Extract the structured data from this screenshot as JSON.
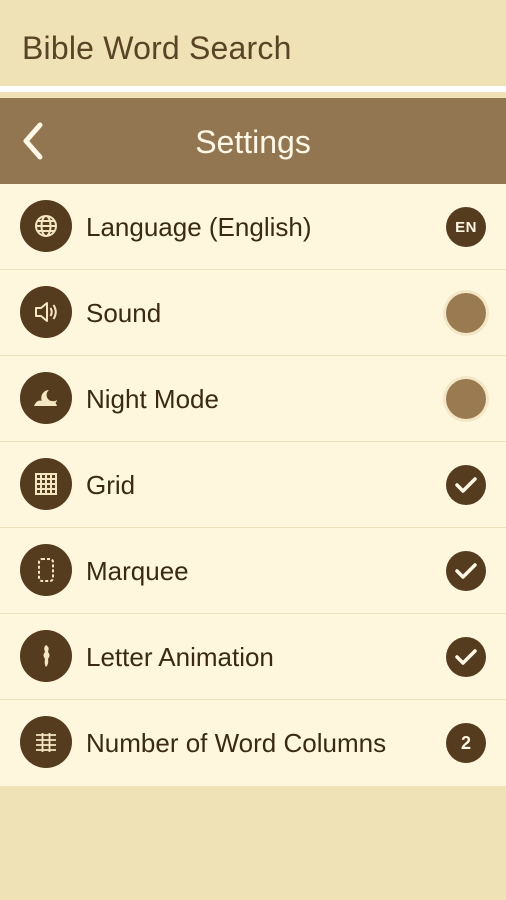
{
  "app": {
    "title": "Bible Word Search"
  },
  "header": {
    "title": "Settings",
    "back_icon": "chevron-left-icon"
  },
  "colors": {
    "background": "#efe2b6",
    "header": "#917651",
    "list_bg": "#fff6de",
    "icon_circle": "#553c1e",
    "toggle_off": "#9a7b51"
  },
  "settings": [
    {
      "label": "Language (English)",
      "icon": "globe-icon",
      "control": "badge",
      "value": "EN"
    },
    {
      "label": "Sound",
      "icon": "speaker-icon",
      "control": "toggle",
      "checked": false
    },
    {
      "label": "Night Mode",
      "icon": "moon-icon",
      "control": "toggle",
      "checked": false
    },
    {
      "label": "Grid",
      "icon": "grid-icon",
      "control": "toggle",
      "checked": true
    },
    {
      "label": "Marquee",
      "icon": "marquee-icon",
      "control": "toggle",
      "checked": true
    },
    {
      "label": "Letter Animation",
      "icon": "letter-animation-icon",
      "control": "toggle",
      "checked": true
    },
    {
      "label": "Number of Word Columns",
      "icon": "columns-icon",
      "control": "badge",
      "value": "2"
    }
  ]
}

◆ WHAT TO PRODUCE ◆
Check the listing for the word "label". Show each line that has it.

◆ SOLUTION TO THIS TASK ◆
      "label": "Language (English)",
      "label": "Sound",
      "label": "Night Mode",
      "label": "Grid",
      "label": "Marquee",
      "label": "Letter Animation",
      "label": "Number of Word Columns",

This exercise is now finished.